Mortgage boycott threatens Chinese banks’ loan quality
This highlights the need to tighten regulatory oversight of escrow accounts, Fitch said.
Chinese homebuyers’ are pulling the plug on mortgage payments to properties whose construction have been suspended for prolonged periods, hitting on banks’ asset quality, reports Fitch Ratings.
Currently, the defaults should not directly affect Chinese banks, the ratings agency said, noting that most lenders disclosed that affected mortgage loans amount to less than 0.01% of their outstanding residential mortgage loans.
“However, should defaults escalate, there could be broad and serious economic and social implications,” Fitch warned.
Smaller, regional banks from lower-tier cities in China’s inner regions are expected to be the most affected by the mortgage boycotts.

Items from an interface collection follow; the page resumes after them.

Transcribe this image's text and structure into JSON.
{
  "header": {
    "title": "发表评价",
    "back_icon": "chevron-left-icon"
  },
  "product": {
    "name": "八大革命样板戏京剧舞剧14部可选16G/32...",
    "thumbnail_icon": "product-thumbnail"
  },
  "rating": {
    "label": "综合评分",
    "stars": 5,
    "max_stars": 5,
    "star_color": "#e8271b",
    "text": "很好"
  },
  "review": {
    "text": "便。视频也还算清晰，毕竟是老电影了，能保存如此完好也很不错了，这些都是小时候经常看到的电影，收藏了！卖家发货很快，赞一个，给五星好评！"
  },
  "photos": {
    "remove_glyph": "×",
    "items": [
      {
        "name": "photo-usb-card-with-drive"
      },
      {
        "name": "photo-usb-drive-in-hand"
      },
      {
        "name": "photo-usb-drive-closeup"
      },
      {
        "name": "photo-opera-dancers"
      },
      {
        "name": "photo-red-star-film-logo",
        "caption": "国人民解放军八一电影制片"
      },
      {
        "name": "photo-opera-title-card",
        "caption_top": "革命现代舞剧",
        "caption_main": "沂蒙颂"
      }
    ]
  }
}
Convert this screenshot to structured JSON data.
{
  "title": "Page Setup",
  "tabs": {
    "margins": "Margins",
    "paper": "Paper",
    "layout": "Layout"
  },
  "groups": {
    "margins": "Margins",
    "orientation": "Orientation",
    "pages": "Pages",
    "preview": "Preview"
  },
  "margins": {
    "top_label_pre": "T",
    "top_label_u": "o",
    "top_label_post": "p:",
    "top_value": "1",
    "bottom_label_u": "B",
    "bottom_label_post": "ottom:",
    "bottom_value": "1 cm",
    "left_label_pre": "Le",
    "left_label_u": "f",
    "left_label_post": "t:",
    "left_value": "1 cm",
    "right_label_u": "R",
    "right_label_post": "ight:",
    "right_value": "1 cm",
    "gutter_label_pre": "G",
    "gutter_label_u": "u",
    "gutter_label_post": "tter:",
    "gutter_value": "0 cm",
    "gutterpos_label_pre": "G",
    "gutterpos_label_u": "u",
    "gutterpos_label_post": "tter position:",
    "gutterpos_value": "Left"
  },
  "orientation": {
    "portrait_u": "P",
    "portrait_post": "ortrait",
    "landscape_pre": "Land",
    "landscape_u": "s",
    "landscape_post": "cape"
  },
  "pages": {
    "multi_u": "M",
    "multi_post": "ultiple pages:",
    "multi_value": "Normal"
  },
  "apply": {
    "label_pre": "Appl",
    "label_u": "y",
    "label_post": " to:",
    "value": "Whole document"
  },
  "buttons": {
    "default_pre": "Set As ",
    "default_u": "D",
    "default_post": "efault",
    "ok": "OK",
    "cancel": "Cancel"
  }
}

Prolonged and widespread distress in China’s property development sector, resulting from the ill-effects of the COVID-19 pandemic as well as ongoing lockdowns, have driven suspensions on the construction of a number of pre-sold housing projects. In China, mortgage payments for pre-sold projects typically begin at the time of purchase rather than when the house is completed.
This, along with stretched household balance sheets for certain segments of the population, may have driven homebuyers to a mortgage boycott, Fitch said.
The mortgage boycotts highlight the need for officials to tighten regulatory oversight of escrow accounts, Fitch added.
“We do not expect local governments to provide liquidity relief to property developers by relaxing controls over the use of such funds. As such, the funding environment is likely to remain tight for developers until property sales show a sufficient and consistent recovery,” the ratings agency warned.
Such a recovery may be further stalled by rising homebuyer concerns about project delivery.